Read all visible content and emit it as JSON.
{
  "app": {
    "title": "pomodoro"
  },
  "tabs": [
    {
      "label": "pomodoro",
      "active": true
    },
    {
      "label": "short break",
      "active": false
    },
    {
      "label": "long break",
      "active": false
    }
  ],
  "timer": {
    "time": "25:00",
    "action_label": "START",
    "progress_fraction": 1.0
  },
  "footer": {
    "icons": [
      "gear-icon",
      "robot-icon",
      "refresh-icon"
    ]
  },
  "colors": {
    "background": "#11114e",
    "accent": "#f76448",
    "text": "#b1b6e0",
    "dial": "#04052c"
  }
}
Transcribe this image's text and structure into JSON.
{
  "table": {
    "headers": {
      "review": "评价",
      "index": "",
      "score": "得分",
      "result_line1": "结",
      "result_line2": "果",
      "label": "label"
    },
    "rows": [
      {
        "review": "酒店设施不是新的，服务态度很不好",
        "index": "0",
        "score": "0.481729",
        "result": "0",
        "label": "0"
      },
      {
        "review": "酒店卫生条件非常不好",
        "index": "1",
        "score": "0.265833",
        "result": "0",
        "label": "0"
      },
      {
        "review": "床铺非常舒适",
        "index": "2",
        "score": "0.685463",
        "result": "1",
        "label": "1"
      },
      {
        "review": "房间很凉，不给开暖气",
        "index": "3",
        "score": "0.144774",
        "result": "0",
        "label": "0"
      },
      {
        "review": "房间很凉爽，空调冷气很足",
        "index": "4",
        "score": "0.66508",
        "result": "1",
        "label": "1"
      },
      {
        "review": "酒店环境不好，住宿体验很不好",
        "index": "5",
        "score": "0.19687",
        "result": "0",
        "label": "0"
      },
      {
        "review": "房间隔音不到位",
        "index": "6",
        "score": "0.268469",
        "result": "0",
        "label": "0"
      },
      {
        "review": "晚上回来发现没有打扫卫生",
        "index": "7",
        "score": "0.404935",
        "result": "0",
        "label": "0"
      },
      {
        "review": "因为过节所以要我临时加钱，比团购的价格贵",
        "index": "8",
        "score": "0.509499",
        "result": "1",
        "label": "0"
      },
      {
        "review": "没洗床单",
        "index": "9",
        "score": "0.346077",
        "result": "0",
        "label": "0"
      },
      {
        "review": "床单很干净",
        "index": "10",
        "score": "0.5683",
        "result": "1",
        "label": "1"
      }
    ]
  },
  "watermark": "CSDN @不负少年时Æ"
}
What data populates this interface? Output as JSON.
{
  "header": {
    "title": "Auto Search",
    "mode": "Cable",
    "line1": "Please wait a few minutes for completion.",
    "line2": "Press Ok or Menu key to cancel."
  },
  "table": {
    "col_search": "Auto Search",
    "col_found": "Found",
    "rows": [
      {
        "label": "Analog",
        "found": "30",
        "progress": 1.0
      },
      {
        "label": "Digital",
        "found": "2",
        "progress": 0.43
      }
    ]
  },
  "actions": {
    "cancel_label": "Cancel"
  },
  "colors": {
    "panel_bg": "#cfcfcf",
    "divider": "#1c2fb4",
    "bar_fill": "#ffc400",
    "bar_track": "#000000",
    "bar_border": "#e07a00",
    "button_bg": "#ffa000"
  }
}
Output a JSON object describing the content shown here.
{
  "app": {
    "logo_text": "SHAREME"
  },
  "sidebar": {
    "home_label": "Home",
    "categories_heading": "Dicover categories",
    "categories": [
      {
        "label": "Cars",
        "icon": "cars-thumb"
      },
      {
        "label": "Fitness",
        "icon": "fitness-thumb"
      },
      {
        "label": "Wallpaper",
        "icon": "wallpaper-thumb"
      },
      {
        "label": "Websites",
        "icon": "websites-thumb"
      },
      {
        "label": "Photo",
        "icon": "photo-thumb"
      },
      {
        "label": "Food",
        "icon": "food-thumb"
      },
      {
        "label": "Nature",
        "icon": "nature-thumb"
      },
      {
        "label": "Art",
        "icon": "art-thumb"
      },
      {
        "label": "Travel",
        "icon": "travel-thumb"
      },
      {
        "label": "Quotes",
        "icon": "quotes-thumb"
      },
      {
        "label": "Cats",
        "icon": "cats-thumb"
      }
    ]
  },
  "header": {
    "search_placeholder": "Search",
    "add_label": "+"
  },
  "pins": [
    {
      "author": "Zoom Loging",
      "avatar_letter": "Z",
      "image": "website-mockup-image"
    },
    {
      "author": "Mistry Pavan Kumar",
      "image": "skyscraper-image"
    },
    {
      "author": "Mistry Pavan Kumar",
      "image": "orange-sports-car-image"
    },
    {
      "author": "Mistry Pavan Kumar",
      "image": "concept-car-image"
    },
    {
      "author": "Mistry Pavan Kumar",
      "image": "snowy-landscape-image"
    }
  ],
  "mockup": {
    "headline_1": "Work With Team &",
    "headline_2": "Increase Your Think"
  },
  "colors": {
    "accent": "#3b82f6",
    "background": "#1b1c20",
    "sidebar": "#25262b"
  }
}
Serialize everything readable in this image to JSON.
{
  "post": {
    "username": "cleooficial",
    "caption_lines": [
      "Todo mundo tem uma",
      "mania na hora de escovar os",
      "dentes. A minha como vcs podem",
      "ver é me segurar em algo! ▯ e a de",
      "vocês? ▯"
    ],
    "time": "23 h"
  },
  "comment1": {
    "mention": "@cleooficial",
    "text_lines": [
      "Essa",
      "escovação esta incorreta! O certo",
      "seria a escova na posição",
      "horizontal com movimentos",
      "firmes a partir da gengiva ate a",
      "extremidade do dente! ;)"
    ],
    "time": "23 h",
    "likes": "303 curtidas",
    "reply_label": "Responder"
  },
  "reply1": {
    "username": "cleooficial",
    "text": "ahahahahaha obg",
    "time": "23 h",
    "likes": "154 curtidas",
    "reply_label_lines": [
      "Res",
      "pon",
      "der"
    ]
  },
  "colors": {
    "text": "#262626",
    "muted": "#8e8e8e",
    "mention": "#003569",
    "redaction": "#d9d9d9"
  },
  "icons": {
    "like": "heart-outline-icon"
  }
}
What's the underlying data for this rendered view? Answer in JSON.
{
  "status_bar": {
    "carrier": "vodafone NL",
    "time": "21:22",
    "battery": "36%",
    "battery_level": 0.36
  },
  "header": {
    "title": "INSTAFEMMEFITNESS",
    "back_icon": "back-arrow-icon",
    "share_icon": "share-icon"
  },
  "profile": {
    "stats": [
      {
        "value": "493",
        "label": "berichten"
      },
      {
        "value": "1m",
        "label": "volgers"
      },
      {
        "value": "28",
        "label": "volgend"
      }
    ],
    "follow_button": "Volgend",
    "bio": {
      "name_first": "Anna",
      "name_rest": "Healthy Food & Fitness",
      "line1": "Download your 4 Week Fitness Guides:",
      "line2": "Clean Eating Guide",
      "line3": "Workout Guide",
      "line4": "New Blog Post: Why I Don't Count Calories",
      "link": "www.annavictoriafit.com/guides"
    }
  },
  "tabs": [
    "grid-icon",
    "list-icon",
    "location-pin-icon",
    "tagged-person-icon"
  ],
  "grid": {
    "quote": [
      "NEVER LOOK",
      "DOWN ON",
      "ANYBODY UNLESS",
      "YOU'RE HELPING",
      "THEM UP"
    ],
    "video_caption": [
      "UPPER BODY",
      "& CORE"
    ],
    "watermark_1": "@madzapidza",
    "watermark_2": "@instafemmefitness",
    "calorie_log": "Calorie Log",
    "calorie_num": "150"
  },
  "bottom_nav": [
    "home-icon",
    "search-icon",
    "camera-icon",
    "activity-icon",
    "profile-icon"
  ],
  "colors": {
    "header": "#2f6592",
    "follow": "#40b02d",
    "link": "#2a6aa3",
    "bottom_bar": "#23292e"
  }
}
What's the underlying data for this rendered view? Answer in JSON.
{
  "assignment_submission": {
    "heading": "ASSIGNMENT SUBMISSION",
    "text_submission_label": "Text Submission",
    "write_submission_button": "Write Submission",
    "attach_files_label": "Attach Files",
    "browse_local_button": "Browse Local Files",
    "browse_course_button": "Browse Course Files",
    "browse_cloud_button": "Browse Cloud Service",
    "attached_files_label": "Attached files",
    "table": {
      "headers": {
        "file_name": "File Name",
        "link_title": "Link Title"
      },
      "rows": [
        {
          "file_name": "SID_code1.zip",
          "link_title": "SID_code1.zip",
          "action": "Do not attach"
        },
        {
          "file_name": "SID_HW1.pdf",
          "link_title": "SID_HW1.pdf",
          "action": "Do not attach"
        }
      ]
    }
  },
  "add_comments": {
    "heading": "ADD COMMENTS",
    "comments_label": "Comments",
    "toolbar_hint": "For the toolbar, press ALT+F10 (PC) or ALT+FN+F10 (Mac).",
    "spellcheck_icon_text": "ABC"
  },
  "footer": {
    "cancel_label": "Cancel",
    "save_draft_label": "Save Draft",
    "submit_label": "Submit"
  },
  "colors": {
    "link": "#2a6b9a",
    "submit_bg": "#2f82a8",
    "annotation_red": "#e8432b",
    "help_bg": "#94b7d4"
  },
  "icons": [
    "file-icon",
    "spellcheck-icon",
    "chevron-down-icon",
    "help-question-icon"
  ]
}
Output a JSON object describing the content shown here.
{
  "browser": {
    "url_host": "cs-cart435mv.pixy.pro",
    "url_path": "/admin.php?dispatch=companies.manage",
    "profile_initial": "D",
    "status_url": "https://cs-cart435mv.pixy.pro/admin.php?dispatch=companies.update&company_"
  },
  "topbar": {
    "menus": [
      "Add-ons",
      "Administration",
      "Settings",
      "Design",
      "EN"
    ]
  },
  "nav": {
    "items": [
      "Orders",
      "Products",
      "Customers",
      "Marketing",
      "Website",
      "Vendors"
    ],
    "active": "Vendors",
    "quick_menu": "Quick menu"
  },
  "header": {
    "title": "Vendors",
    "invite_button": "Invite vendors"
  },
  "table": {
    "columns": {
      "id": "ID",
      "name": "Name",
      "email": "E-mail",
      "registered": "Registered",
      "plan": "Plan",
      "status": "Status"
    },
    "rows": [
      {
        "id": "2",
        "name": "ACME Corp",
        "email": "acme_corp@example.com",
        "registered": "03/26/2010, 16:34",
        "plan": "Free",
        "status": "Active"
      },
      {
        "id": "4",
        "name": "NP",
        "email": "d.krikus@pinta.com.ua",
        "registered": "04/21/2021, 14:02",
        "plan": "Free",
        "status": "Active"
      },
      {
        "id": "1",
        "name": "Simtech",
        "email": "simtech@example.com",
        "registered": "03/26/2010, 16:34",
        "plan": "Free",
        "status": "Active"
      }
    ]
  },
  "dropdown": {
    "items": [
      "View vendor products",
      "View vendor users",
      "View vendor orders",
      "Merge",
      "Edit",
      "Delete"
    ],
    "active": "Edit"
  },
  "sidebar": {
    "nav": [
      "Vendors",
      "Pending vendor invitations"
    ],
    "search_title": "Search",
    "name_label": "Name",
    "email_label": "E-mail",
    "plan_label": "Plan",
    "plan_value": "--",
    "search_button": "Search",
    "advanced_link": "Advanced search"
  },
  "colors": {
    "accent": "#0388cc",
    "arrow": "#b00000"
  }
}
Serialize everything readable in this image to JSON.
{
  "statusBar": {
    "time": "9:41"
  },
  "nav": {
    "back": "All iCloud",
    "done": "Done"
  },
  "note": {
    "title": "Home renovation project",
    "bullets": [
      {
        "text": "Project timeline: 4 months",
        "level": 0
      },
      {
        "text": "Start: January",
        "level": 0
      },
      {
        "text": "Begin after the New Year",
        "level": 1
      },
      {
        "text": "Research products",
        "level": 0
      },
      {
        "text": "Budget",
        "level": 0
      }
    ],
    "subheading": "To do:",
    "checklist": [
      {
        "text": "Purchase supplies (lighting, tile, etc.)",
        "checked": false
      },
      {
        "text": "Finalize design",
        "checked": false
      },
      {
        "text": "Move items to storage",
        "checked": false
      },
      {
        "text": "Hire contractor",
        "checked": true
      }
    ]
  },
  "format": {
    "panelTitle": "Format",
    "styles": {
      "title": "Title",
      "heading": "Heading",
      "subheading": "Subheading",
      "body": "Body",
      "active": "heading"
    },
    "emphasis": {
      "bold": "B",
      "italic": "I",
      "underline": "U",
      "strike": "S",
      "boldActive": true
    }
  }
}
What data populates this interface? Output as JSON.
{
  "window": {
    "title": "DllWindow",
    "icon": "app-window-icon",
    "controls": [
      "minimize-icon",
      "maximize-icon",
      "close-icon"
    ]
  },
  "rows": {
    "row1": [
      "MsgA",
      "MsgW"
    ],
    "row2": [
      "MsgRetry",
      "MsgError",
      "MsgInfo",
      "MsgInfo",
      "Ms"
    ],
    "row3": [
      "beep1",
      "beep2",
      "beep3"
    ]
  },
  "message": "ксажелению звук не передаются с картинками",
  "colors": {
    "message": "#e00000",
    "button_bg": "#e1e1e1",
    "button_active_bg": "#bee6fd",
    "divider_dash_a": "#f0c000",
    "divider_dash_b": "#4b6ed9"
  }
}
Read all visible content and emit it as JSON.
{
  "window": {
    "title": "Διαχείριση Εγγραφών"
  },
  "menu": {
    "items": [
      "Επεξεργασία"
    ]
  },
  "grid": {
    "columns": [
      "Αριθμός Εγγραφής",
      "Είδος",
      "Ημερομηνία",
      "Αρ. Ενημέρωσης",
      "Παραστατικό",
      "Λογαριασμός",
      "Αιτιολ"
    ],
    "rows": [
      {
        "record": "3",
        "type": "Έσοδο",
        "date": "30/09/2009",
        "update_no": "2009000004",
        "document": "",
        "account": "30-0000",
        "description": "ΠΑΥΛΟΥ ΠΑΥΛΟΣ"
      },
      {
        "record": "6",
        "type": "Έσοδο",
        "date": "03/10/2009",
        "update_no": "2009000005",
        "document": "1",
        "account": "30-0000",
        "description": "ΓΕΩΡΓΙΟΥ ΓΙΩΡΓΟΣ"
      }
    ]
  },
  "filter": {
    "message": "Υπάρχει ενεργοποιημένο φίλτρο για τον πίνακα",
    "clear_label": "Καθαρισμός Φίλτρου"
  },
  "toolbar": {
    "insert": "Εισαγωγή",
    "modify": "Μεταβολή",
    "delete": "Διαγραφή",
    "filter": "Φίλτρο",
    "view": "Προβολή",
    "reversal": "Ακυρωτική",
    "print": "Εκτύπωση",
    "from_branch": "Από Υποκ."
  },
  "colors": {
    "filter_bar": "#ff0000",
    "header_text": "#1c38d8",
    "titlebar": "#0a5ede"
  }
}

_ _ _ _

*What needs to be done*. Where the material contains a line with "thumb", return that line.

*Finished task*.
        "icon": "cars-thumb"
        "icon": "fitness-thumb"
        "icon": "wallpaper-thumb"
        "icon": "websites-thumb"
        "icon": "photo-thumb"
        "icon": "food-thumb"
        "icon": "nature-thumb"
        "icon": "art-thumb"
        "icon": "travel-thumb"
        "icon": "quotes-thumb"
        "icon": "cats-thumb"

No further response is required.